:: What is being asked ::
For each line below that includes the string "description", show the whole line.

:: Record extracts ::
◇ ◇ ◇ ◇

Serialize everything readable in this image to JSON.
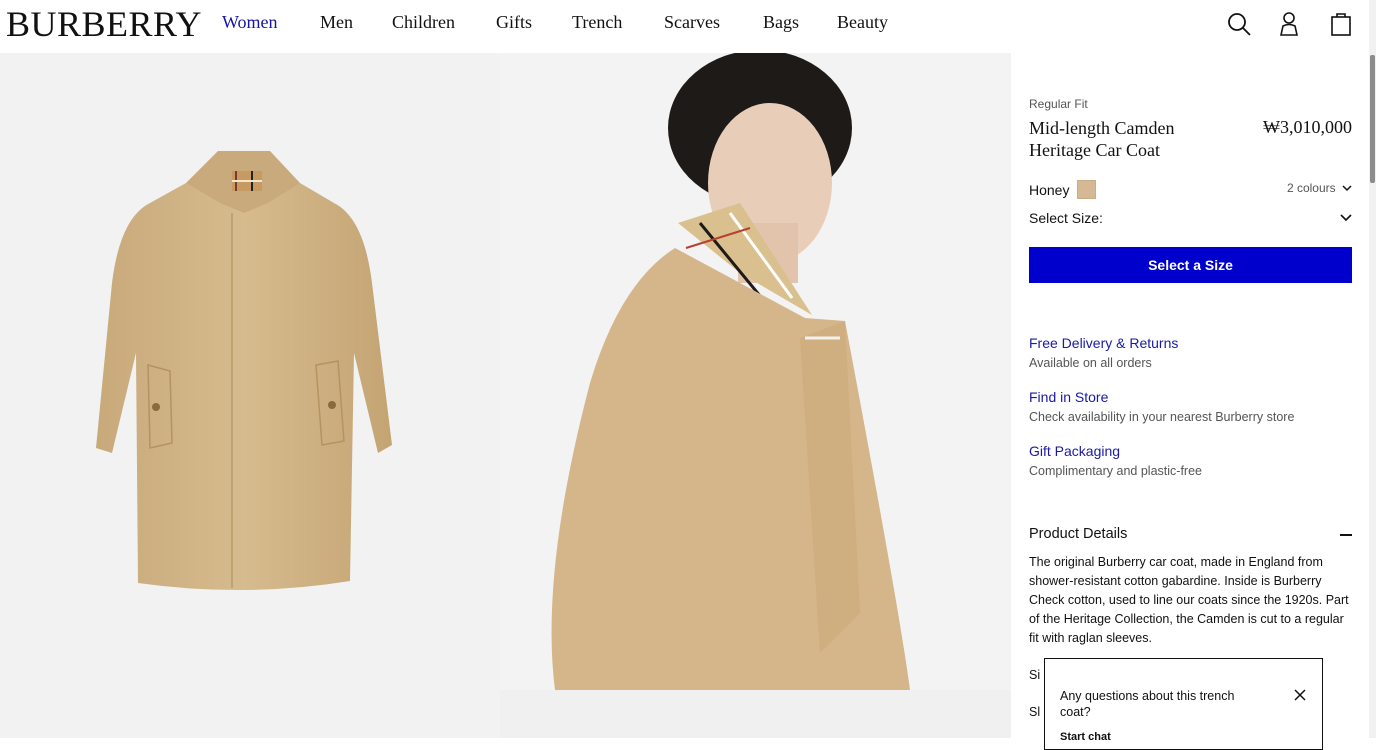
{
  "brand": {
    "logo": "BURBERRY"
  },
  "nav": {
    "items": [
      "Women",
      "Men",
      "Children",
      "Gifts",
      "Trench",
      "Scarves",
      "Bags",
      "Beauty"
    ],
    "active": "Women"
  },
  "header_icons": [
    "search-icon",
    "account-icon",
    "bag-icon"
  ],
  "product": {
    "fit": "Regular Fit",
    "name": "Mid-length Camden Heritage Car Coat",
    "price": "₩3,010,000",
    "colour": "Honey",
    "colour_hex": "#d4b994",
    "colours_link": "2 colours",
    "size_label": "Select Size:",
    "cta": "Select a Size"
  },
  "services": [
    {
      "title": "Free Delivery & Returns",
      "sub": "Available on all orders"
    },
    {
      "title": "Find in Store",
      "sub": "Check availability in your nearest Burberry store"
    },
    {
      "title": "Gift Packaging",
      "sub": "Complimentary and plastic-free"
    }
  ],
  "details": {
    "title": "Product Details",
    "text": "The original Burberry car coat, made in England from shower-resistant cotton gabardine. Inside is Burberry Check cotton, used to line our coats since the 1920s. Part of the Heritage Collection, the Camden is cut to a regular fit with raglan sleeves.",
    "trunc1": "Si",
    "trunc2": "Sl"
  },
  "chat": {
    "question": "Any questions about this trench coat?",
    "start": "Start chat"
  },
  "colors": {
    "accent": "#0000cc",
    "link": "#1a1aa6",
    "active_nav": "#1515a8"
  }
}
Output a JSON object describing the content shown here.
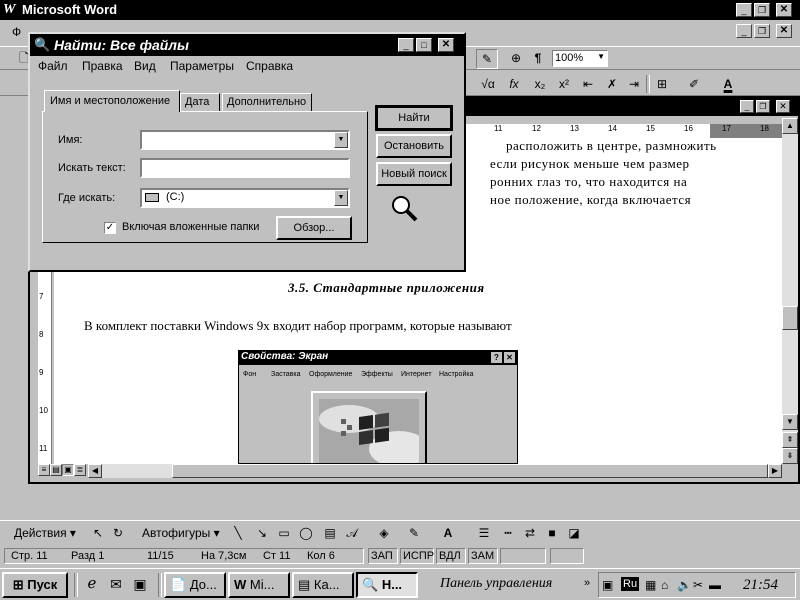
{
  "word": {
    "title": "Microsoft Word",
    "menu_partial": "Ф",
    "zoom": "100%",
    "doc_text": {
      "line1": "расположить в центре, размножить",
      "line2": "если рисунок меньше чем размер",
      "line3": "ронних глаз то, что находится на",
      "line4": "ное положение, когда включается",
      "heading": "3.5. Стандартные приложения",
      "para": "В комплект поставки Windows 9x входит набор программ, которые называют"
    },
    "ruler_numbers": [
      "11",
      "12",
      "13",
      "14",
      "15",
      "16",
      "17",
      "18"
    ],
    "vruler_numbers": [
      "7",
      "8",
      "9",
      "10",
      "11"
    ],
    "drawing_toolbar": {
      "actions": "Действия",
      "autoshapes": "Автофигуры"
    },
    "status": {
      "page": "Стр. 11",
      "section": "Разд 1",
      "pages": "11/15",
      "at": "На 7,3см",
      "line": "Ст 11",
      "col": "Кол 6",
      "rec": "ЗАП",
      "trk": "ИСПР",
      "ext": "ВДЛ",
      "ovr": "ЗАМ"
    }
  },
  "find_dialog": {
    "title": "Найти: Все файлы",
    "menu": [
      "Файл",
      "Правка",
      "Вид",
      "Параметры",
      "Справка"
    ],
    "tabs": [
      "Имя и местоположение",
      "Дата",
      "Дополнительно"
    ],
    "name_label": "Имя:",
    "text_label": "Искать текст:",
    "lookin_label": "Где искать:",
    "lookin_value": "(C:)",
    "subfolders_label": "Включая вложенные папки",
    "browse_button": "Обзор...",
    "find_button": "Найти",
    "stop_button": "Остановить",
    "new_button": "Новый поиск"
  },
  "props_dialog": {
    "title": "Свойства: Экран",
    "tabs": [
      "Фон",
      "Заставка",
      "Оформление",
      "Эффекты",
      "Интернет",
      "Настройка"
    ]
  },
  "taskbar": {
    "start": "Пуск",
    "tasks": [
      "До...",
      "Mi...",
      "Ка...",
      "Н..."
    ],
    "panel": "Панель управления",
    "lang": "Ru",
    "time": "21:54"
  }
}
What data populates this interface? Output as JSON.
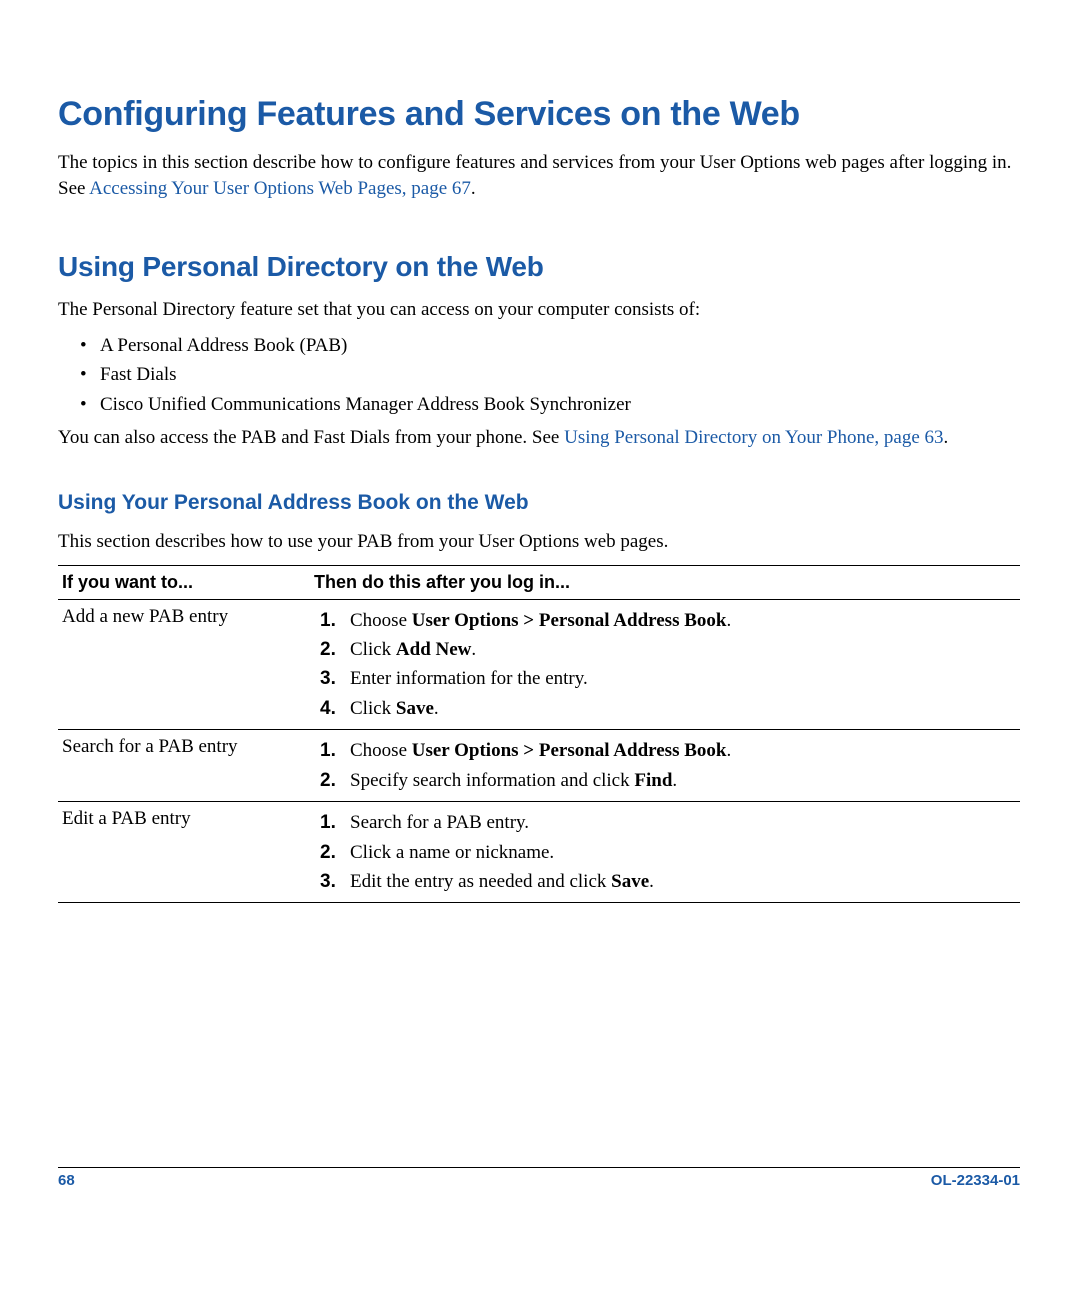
{
  "headings": {
    "h1": "Configuring Features and Services on the Web",
    "h2": "Using Personal Directory on the Web",
    "h3": "Using Your Personal Address Book on the Web"
  },
  "intro": {
    "p1_pre": "The topics in this section describe how to configure features and services from your User Options web pages after logging in. See ",
    "p1_link": "Accessing Your User Options Web Pages, page 67",
    "p1_post": "."
  },
  "pd_intro": "The Personal Directory feature set that you can access on your computer consists of:",
  "bullets": {
    "b1": "A Personal Address Book (PAB)",
    "b2": "Fast Dials",
    "b3": "Cisco Unified Communications Manager Address Book Synchronizer"
  },
  "pd_after": {
    "pre": "You can also access the PAB and Fast Dials from your phone. See ",
    "link": "Using Personal Directory on Your Phone, page 63",
    "post": "."
  },
  "pab_intro": "This section describes how to use your PAB from your User Options web pages.",
  "table": {
    "header_left": "If you want to...",
    "header_right": "Then do this after you log in...",
    "rows": {
      "r1": {
        "task": "Add a new PAB entry",
        "steps": {
          "s1_pre": "Choose ",
          "s1_bold": "User Options > Personal Address Book",
          "s1_post": ".",
          "s2_pre": "Click ",
          "s2_bold": "Add New",
          "s2_post": ".",
          "s3": "Enter information for the entry.",
          "s4_pre": "Click ",
          "s4_bold": "Save",
          "s4_post": "."
        }
      },
      "r2": {
        "task": "Search for a PAB entry",
        "steps": {
          "s1_pre": "Choose ",
          "s1_bold": "User Options > Personal Address Book",
          "s1_post": ".",
          "s2_pre": "Specify search information and click ",
          "s2_bold": "Find",
          "s2_post": "."
        }
      },
      "r3": {
        "task": "Edit a PAB entry",
        "steps": {
          "s1": "Search for a PAB entry.",
          "s2": "Click a name or nickname.",
          "s3_pre": "Edit the entry as needed and click ",
          "s3_bold": "Save",
          "s3_post": "."
        }
      }
    }
  },
  "footer": {
    "page_num": "68",
    "doc_id": "OL-22334-01"
  }
}
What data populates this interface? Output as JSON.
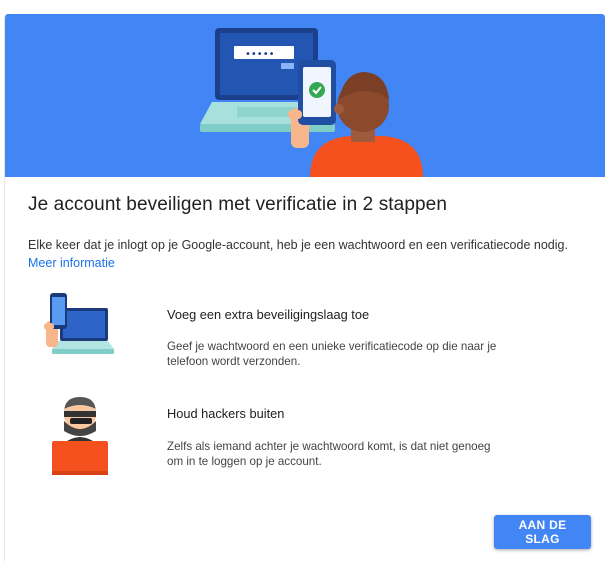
{
  "header": {
    "password_mask": "•••••",
    "illustration": "laptop-phone-verification-illustration"
  },
  "main": {
    "title": "Je account beveiligen met verificatie in 2 stappen",
    "description": "Elke keer dat je inlogt op je Google-account, heb je een wachtwoord en een verificatiecode nodig.",
    "learn_more": "Meer informatie"
  },
  "features": [
    {
      "icon": "phone-laptop-icon",
      "title": "Voeg een extra beveiligingslaag toe",
      "description": "Geef je wachtwoord en een unieke verificatiecode op die naar je telefoon wordt verzonden."
    },
    {
      "icon": "hacker-icon",
      "title": "Houd hackers buiten",
      "description": "Zelfs als iemand achter je wachtwoord komt, is dat niet genoeg om in te loggen op je account."
    }
  ],
  "actions": {
    "start_label": "AAN DE SLAG"
  },
  "colors": {
    "brand_blue": "#4285f4",
    "link_blue": "#1a73e8",
    "banner_person_shirt": "#f4511e"
  }
}
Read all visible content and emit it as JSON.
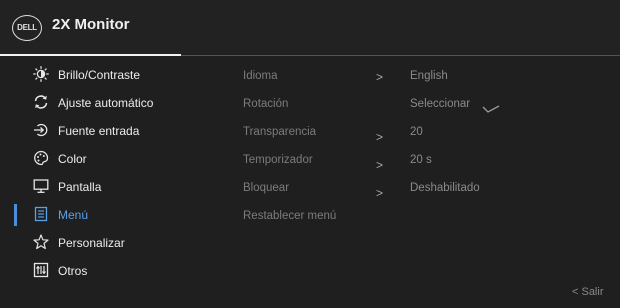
{
  "header": {
    "logo_text": "DELL",
    "title": "2X Monitor"
  },
  "sidebar": {
    "items": [
      {
        "label": "Brillo/Contraste",
        "icon": "brightness-icon",
        "active": false
      },
      {
        "label": "Ajuste automático",
        "icon": "auto-adjust-icon",
        "active": false
      },
      {
        "label": "Fuente entrada",
        "icon": "input-source-icon",
        "active": false
      },
      {
        "label": "Color",
        "icon": "palette-icon",
        "active": false
      },
      {
        "label": "Pantalla",
        "icon": "display-icon",
        "active": false
      },
      {
        "label": "Menú",
        "icon": "menu-icon",
        "active": true
      },
      {
        "label": "Personalizar",
        "icon": "star-icon",
        "active": false
      },
      {
        "label": "Otros",
        "icon": "others-icon",
        "active": false
      }
    ]
  },
  "menu_settings": {
    "rows": [
      {
        "name": "Idioma",
        "chevron": ">",
        "value": "English"
      },
      {
        "name": "Rotación",
        "chevron": "",
        "value": "Seleccionar"
      },
      {
        "name": "Transparencia",
        "chevron": ">",
        "value": "20"
      },
      {
        "name": "Temporizador",
        "chevron": ">",
        "value": "20 s"
      },
      {
        "name": "Bloquear",
        "chevron": ">",
        "value": "Deshabilitado"
      },
      {
        "name": "Restablecer menú",
        "chevron": "",
        "value": ""
      }
    ]
  },
  "footer": {
    "exit_label": "< Salir"
  },
  "colors": {
    "accent": "#4a8fdc",
    "background": "#1f1f1f",
    "text": "#ececec",
    "dim_text": "#7c7c7c"
  }
}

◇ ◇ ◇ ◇

:: Task result ::
    "description": "Elke keer dat je inlogt op je Google-account, heb je een wachtwoord en een verificatiecode nodig.",
      "description": "Geef je wachtwoord en een unieke verificatiecode op die naar je telefoon wordt verzonden."
      "description": "Zelfs als iemand achter je wachtwoord komt, is dat niet genoeg om in te loggen op je account."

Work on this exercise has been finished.